Freddie Fa’aoso Viliamu was arrested on a public peace disturbance charge last week and when he appeared in court, it was discovered that he had two outstanding arrest warrants from 2012 — both involving charges of robbery.


The first case against Viliamu charges him with second degree robbery, which carries a jail term from five to 15 years, and a stealing charge, which is punishable up to seven years in jail, a fine of up to $20,000, or both fine and jail time. In this matter, Viliamu is being held on bail of $30,000.


According to the government’s case, in July 2012 police received a report from the police station about a robbery. The store owner informed the police that two men had walked into her store, opened the cash register and taken about $600. Both suspects, according to the store owner covered their faces as if they were “ninjas”.
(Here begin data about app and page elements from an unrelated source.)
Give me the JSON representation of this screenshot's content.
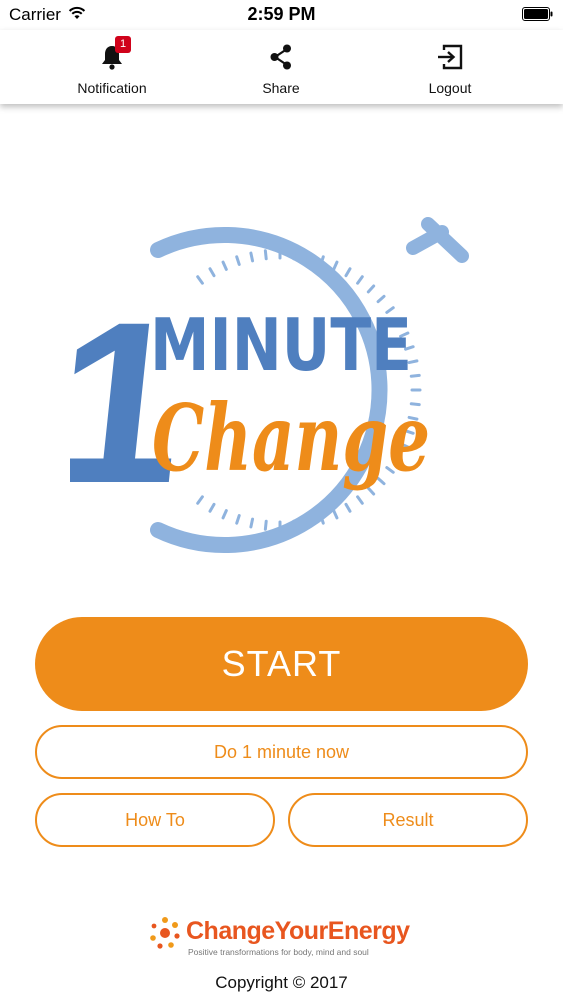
{
  "status_bar": {
    "carrier": "Carrier",
    "time": "2:59 PM"
  },
  "nav": {
    "notification": {
      "label": "Notification",
      "badge": "1",
      "icon": "bell-icon"
    },
    "share": {
      "label": "Share",
      "icon": "share-icon"
    },
    "logout": {
      "label": "Logout",
      "icon": "logout-icon"
    }
  },
  "logo": {
    "numeral": "1",
    "word1": "MINUTE",
    "word2": "Change",
    "colors": {
      "blue": "#4f7fbf",
      "light_blue": "#8fb3de",
      "orange": "#ee8c1a"
    }
  },
  "buttons": {
    "start": "START",
    "do_now": "Do 1 minute now",
    "how_to": "How To",
    "result": "Result"
  },
  "footer": {
    "brand_name": "ChangeYourEnergy",
    "brand_tagline": "Positive transformations for body, mind and soul",
    "copyright": "Copyright © 2017"
  },
  "colors": {
    "accent": "#ee8c1a",
    "badge": "#d0021b",
    "brand": "#e8561f"
  }
}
Police spoke to several witnesses who placed Viliamu and his co-defendant at the scene. It’s unclear if the government has charged a co-defendant in this matter.


The second case against Viliamu charges him with two counts of receiving or disposing of stolen property. Each charge carries a jail term of up to seven years, and a fine of up to $5,000. Bail for Viliamu in this case is $10,000.


In January 2012, the Leone High School principal informed the police about a classroom that had been broken into and some items had been stolen. Among the items taken, it’s alleged that five iMac computers were missing along with five keyboards and five  hard drives that belonged to the teacher.


According to the government’s case, the police spoke to the suspect in the case, who confirmed that he and three other men had stolen the computers from LHS. He alleged that three of the computers had been_ given to Viliamu.


Police spoke to the Villiamu who admitted that he had sold two computers from the high school to two people, and received $120. Court filings say police spoke to one of the families who had the third computer and they confirmed they had bought one of the computers for $60.


Viliamu will be arraigned in the High Court tomorrow, as he has waived his rights for a preliminary examination hearing in both cases. The preliminary examination hearing is held for the court to determine if the government has sufficient evidence to have the matter bound over to the High Court.